The honorary co-chairs of her campaign were Ingrid Sheldon, a Republican who represented the 2nd Ward on council from 1988 to 1992 before serving as mayor from 1993 to 2000, and Leslie Morris, a Democrat who represented the 2nd Ward from 1977 to 1983.
Sheldon and Morris were among those celebrating with Lumm on Election Night. Sheldon praised the work Lumm did on council in the '90s.
"She really put her heart and soul into her job and her investigating and how she thought through issues," Sheldon said. "So the Ann Arbor public is going to be well served by having her be elected this year."
Also supporting Lumm was well-known Democrat Ted Annis, former treasurer for the Ann Arbor Transportation Authority.
Ryan J. Stanton | AnnArbor.com
Pat Johnston, the retired principal of Wines Elementary School in Ann Arbor, is another Democrat who supported Lumm.
"All my Democratic friends just told me how we needed to make a difference and make a change and I know how responsible Jane is, how she does her research, how she's fair, how committed she is to listening to her constituents," Johnston said, adding that set Lumm apart from Rapundalo.
"I think the biggest thing is Rapundalo didn't communicate to people," she said. "I know so many people who never heard from him until maybe the month before the election."
Though she's planning to be an independent voice on council, Lumm said she intends to work with all council members, including those who supported her opponent.
Rapundalo had support from Hieftje and fellow council members Sandi Smith, Tony Derezinski, Christopher Taylor, Margie Teall, Marcia Higgins and Carsten Hohnke.
"Everybody cares about this community. We just look at issues differently obviously," Lumm said. "But that doesn't mean that we can't work together."
Rapundalo's last meeting is Thursday. Lumm is expected to be sworn in Nov. 21, and she already knows there are going to be times when she's outnumbered.
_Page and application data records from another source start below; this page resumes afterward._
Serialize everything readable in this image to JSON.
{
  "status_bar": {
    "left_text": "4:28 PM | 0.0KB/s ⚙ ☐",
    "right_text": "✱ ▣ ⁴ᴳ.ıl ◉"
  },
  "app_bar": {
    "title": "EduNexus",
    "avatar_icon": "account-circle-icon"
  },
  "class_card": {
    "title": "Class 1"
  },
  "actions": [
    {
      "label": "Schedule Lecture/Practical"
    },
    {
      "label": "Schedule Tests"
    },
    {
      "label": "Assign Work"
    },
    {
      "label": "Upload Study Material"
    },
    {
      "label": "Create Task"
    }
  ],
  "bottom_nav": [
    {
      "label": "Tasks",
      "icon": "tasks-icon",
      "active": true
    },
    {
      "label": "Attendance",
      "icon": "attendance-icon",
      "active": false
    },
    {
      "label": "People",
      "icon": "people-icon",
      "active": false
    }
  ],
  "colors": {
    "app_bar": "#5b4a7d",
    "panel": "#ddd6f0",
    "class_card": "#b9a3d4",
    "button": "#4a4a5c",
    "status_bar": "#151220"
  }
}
"I've certainly been in the minority before and it doesn't keep me from trying," she said. "So yeah, we'll try to find some common bonds, because it's important that we work together. And if not, at the very least I can raise issues that might not otherwise be raised and discussed."
Ryan J. Stanton covers government and politics for AnnArbor.com. Reach him at firstname.lastname@example.org or 734-623-2529. You also can follow him on Twitter or subscribe to AnnArbor.com's e-mail newsletters.